When watching a doubles team play pickleball, it is easy to think that one player should stay on the right side of the court, while the other player should stay on the left side of the court, and neither player should cross the centerline. However, this thinking would be ill-advised. Rather, the player that can hit the best shot and apply the most pressure on the opponents should take the shot. So, sometimes, this means crossing the centerline and taking a shot on the opposite side, which is essentially a “poach.”
What Is Poaching in Pickleball?
A poach in pickleball is where a player crosses over the centerline of the court to hit a pickleball on his or her partner’s side of the court. Poaching typically results in a speed up or put away shot, as a poach is an aggressive move that can really put pressure on your opponents, if executed properly.
Why to Poach on the Pickleball Court
The poach is an important and effective shot and strategy in pickleball that can help you win more points because:
- Poaching allows the partner that can hit the best shot to take the shot;
- Poaching puts pressure on your opponents to hit a better, more quality shot, as poaching is generally only effective on higher balls from your opponents. If your opponents keep the pickleball low, you will have less chance and room to cross the centerline and hit an aggressive speed up or put away shot (and instead possibly deferring to a simple dink). However, if your opponents hit a pickleball that floats through the air, then a poach is easier and more effective;
- A poach cuts off your opponents’ angles, gives your opponents reduced reaction time (which you always want to take time away from your opponents), and generally throws your opponents off guard, as a poach generally is an aggressive move and not expected; and
- A poach gives your opponents a different “look” on the pickleball courts, which can keep them constantly guessing as to what you and your partner will do next. And, once you execute an effective poach, you can continue to keep your opponents guessing and feeling uncomfortable by even faking that you are going to do a poach.
When to Poach to Win Points on the Pickleball Court
Although poaching is an effective shot and strategy on the pickleball court, there are certain circumstances where it is a good idea and can help you win points and there are certain circumstances where poaching is a poor idea and may lead to losing points.
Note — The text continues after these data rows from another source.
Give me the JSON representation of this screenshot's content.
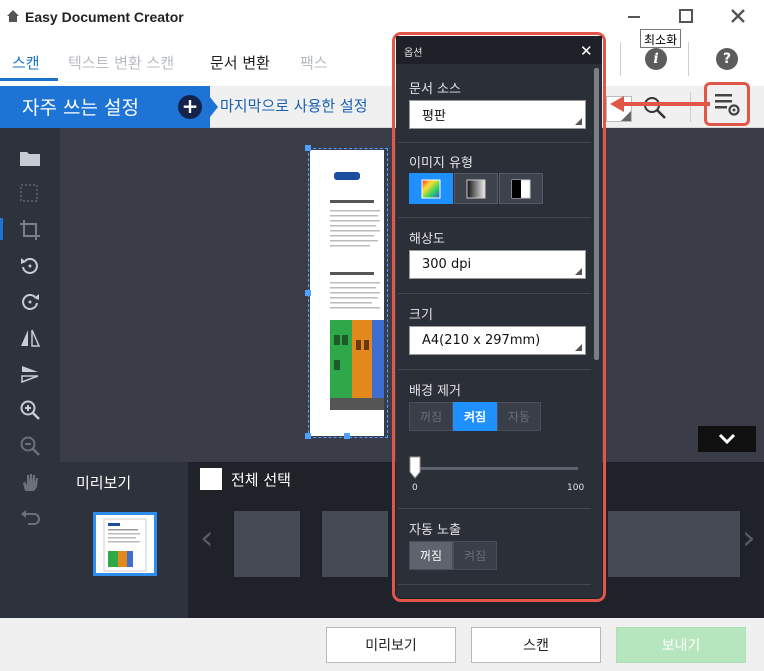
{
  "window": {
    "title": "Easy Document Creator",
    "tooltip": "최소화"
  },
  "tabs": [
    {
      "label": "스캔"
    },
    {
      "label": "텍스트 변환 스캔"
    },
    {
      "label": "문서 변환"
    },
    {
      "label": "팩스"
    }
  ],
  "preset": {
    "title": "자주 쓰는 설정",
    "last_used": "마지막으로 사용한 설정"
  },
  "options": {
    "title": "옵션",
    "document_source": {
      "label": "문서 소스",
      "value": "평판"
    },
    "image_type": {
      "label": "이미지 유형"
    },
    "resolution": {
      "label": "해상도",
      "value": "300 dpi"
    },
    "size": {
      "label": "크기",
      "value": "A4(210 x 297mm)"
    },
    "background_removal": {
      "label": "배경 제거",
      "options": [
        "꺼짐",
        "켜짐",
        "자동"
      ],
      "slider_min": "0",
      "slider_max": "100",
      "slider_value": 0
    },
    "auto_exposure": {
      "label": "자동 노출",
      "options": [
        "꺼짐",
        "켜짐"
      ]
    }
  },
  "bottom": {
    "preview_label": "미리보기",
    "select_all_label": "전체 선택"
  },
  "footer": {
    "preview_button": "미리보기",
    "scan_button": "스캔",
    "send_button": "보내기"
  },
  "colors": {
    "accent": "#1e74d4",
    "callout": "#e0574a",
    "send_disabled": "#b6e6be"
  }
}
For an effective poach (and winning points), try poaching in the following circumstances:
- Your opponents hit a floating pickleball into the air and either:
- Your partner is back at the baseline; or
- You have a stronger shot than your partner (for instance, the pickleball is to your forehand and your partner’s backhand);
- Your partner is being “picked on” by your opponents, and you need to help relieve some pressure on your partner;
- You and your partner are struggling and you need to give your opponents a different “look” to change the momentum of the game; or
- You and your partner are executing a “Shake and Bake.”
When Not to Poach in Pickleball
There are some circumstances where a poach may not be your best strategy on the pickleball court:
- If you are not able to put away the poach, then you may not want to poach your partner’s shot. This is particularly true if the attempted poach puts you out of position for the next shot. For instance, if you poach a shot, and you are now on your partner’s side of the pickleball court, you may be leaving half of the pickleball court open (your half), unless your partner is able to slide over.
- If you are playing recreational play—as opposed to competitive play (e.g., a pickleball tournament)—then consider if and when a poach is appropriate. Some players in these settings do not appreciate the poach as much as in a competitive circumstance. For instance, are you in open play and playing players with a variety of skill levels (including some players with lower skill levels)? If so, then poaching may take away from the friendly game. This is especially true if you are unsuccessful with your poaches.
- If you partner is able to hit a better shot and apply more pressure than your poach. Remember, the goal with the poach is to hit a more offensive and aggressive shot to put pressure on your opponents. If your poach is not able to accomplish this (for instance, if you routinely are missing your poach shots or not putting away your poach), then it may not be the best shot to use on the pickleball court.
Pickleball Tips on How to Poach Successfully
If you are ready to poach and apply some pressure on the pickleball court, then be sure to use the following tips to win more points:
- Consider communicating your intention to poach if the opportunity presents itself to your partner before the point;
- Imagine you put your arms out at a 45-degree angle. Move along the imaginary line that your arms create. In other words, move along the “V,” which will help you generate momentum into your poach and cut off angles from your opponents;
- Keep your shot short and compact by taking a small backswing and keeping your paddle out in front of you;
- Consider poaching more on your forehand side (rather than on your backhand side), as most players have more reach, more power, and more mobility on their forehand side;
- Always assume that the pickleball will be returned by your opponents. Assuming the pickleball will be returned, consider switching sides of the court with your partner in a poach situation in order to cover any open court space caused by the poaching player.
Lastly, be aware that, due to the open court space caused by the poaching player leaving his or her half of the court, it is imperative that the poach shot is a winner or otherwise puts your opponents on the defensive to keep the point alive. Further, by executing the poach, especially the first time (and especially early in the game), you and your partner will put fear into your opponents and constantly keep them guessing about what move you will make next, whether it be a poach, a fake poach, or no poach.